That new state would bring in Baden-Wurttemberg leaving the western states (minus Saar which goes directly back to France) along the Rhine to be another re-created state - the Palatinate of old, the buffer state between French expansion and the HRE, as it once was. The remainder of allied-occupied northern and central Germany forms the third state.

The Russians claim the balance for their new "Democratic Republic" while the other three states, though independent of each other, operate in a German Confederation with (in time) a single currency, free trade and travel across the borders.
 
Didn't know about FDR plan, though dismantling Germany probably leads to eternal discord through the former territories, no matter who grabs them, Europe never prospers. Plus,IMO, Germany had plenty of company in the blame game for WW 1, all had blood on their hands.
 
One of the great crimes that the Allies engaged in after WWII was the ethnic cleansing, most notably East of the Oder-Neisse line and in the Sudetenland. They did have a difficult choice, their acquiescence to Stalin over Eastern Poland necessitated either selling out Poland, going to war against the SU, or ethnic cleansing. They chose the last of the three. Perhaps a WWII where the SU collapsed, or never became involved, but where Germany was eventually defeated by the WAllies, perhaps after the development of the atomic bomb, leading to a larger Germany, might make a permanent partition a more attractive proposition.

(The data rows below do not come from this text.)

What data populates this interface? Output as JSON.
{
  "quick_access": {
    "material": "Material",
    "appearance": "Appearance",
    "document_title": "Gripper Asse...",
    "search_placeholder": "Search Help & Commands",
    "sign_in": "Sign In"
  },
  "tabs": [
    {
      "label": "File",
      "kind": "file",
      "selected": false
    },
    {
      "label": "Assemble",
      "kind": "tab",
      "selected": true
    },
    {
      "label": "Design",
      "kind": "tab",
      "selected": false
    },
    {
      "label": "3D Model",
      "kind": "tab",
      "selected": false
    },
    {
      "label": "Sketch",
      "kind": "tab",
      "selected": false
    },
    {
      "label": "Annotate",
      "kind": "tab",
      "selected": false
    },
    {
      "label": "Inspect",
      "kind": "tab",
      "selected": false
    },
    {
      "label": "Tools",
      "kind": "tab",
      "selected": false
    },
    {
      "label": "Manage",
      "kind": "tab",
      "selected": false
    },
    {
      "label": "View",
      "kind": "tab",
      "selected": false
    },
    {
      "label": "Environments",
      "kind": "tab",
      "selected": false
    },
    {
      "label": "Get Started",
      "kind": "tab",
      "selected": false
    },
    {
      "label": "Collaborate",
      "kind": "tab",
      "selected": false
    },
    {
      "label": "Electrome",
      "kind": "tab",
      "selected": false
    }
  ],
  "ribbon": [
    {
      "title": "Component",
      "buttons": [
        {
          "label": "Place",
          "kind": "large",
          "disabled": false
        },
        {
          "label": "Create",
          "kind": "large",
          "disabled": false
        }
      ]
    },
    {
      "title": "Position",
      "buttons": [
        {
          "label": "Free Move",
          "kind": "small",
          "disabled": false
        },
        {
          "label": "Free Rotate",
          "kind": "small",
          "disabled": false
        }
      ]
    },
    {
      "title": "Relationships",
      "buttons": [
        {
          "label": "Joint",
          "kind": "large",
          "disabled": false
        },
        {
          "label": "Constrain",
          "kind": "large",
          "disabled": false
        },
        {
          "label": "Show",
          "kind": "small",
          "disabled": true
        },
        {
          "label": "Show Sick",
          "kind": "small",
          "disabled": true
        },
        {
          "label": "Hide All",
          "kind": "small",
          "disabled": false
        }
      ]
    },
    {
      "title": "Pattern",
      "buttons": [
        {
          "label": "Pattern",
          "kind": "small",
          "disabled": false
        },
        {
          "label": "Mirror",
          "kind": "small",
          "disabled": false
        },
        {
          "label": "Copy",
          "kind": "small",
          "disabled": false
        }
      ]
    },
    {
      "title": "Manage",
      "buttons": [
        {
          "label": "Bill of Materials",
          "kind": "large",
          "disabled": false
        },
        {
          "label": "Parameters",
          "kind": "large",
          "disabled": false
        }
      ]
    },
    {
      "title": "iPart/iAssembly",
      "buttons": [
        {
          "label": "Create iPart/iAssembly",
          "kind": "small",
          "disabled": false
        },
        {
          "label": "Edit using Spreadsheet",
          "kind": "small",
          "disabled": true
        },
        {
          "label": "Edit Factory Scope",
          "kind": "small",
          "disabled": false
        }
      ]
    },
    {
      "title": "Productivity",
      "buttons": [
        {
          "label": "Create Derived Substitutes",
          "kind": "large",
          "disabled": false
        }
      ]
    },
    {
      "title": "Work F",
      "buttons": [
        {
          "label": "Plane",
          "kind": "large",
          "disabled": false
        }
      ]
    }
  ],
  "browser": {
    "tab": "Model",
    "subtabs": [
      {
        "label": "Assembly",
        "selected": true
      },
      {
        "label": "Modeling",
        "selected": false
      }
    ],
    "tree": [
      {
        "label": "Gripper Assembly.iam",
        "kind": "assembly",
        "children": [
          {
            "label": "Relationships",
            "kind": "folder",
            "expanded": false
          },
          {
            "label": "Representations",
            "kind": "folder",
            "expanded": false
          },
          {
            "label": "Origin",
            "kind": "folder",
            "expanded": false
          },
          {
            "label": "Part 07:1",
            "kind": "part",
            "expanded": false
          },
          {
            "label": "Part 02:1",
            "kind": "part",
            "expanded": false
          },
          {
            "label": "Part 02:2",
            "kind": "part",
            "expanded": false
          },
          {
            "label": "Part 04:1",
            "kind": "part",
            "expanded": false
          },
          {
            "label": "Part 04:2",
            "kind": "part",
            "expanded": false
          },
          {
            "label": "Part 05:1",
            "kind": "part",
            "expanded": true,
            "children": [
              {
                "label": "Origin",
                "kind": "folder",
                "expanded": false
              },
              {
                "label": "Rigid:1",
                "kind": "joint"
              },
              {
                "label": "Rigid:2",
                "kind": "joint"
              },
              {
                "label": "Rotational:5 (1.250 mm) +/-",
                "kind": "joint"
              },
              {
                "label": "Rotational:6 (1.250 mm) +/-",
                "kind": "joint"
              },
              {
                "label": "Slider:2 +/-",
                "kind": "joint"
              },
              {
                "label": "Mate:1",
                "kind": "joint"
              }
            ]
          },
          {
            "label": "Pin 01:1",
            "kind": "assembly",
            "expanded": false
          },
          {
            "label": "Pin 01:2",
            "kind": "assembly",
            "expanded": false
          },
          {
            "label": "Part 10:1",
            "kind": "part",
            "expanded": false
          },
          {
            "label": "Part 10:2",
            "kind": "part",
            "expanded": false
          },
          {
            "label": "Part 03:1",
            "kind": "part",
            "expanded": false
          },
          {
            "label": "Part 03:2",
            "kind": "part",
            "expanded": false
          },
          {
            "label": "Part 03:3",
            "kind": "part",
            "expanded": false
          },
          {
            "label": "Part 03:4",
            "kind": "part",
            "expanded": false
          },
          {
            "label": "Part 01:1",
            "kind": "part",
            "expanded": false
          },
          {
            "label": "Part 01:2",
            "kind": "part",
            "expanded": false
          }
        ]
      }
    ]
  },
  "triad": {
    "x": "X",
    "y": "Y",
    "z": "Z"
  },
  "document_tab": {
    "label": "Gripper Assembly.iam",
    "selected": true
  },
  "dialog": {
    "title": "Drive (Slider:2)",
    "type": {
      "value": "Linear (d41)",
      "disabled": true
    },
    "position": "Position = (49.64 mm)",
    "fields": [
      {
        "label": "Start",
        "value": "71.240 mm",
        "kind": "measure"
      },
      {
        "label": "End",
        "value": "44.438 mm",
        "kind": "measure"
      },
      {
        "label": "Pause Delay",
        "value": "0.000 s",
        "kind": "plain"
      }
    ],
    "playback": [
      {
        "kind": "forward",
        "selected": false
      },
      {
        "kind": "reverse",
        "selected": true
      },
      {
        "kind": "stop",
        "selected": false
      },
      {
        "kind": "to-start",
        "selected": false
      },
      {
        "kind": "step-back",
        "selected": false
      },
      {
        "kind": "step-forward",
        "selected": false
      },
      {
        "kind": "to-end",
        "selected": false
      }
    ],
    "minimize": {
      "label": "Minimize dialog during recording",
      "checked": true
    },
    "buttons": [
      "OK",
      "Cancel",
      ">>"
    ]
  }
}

As I understand it, in 1939 or 1940, British troops were almost sent to Finland which would have created a formal state of war between between the UK & the SU. Or maybe the British & French reacted to the partition of Poland by declaring war on both Germany & the SU.
 
If the WAllies divide Germany in multiple states, Marshall Stalin will be happy to encourage the GDR to promote German reunification, either under the leadership of the SED or as a neutral "bourgeois-democratic" state.
 
Once the Cold War starts heating up, I see increasing pressure to fuse the states to provide a better frontline defense. You could break up Germany temporarily, but sooner or later the Soviets are going to flex, and there's going to be a need to form a bulwark against them. And the French sure as hell aren't going to agree to become the frontline state when there's, cynically speaking, perfectly good germans who can die and serve the role for them.
 
Austria managed as separate state outside Germamy, so its not impossible. South Germany (Bavaria, Baden, and Wurttenburg) had enough diffetent culture that can survive independently of West Germany.
 
Top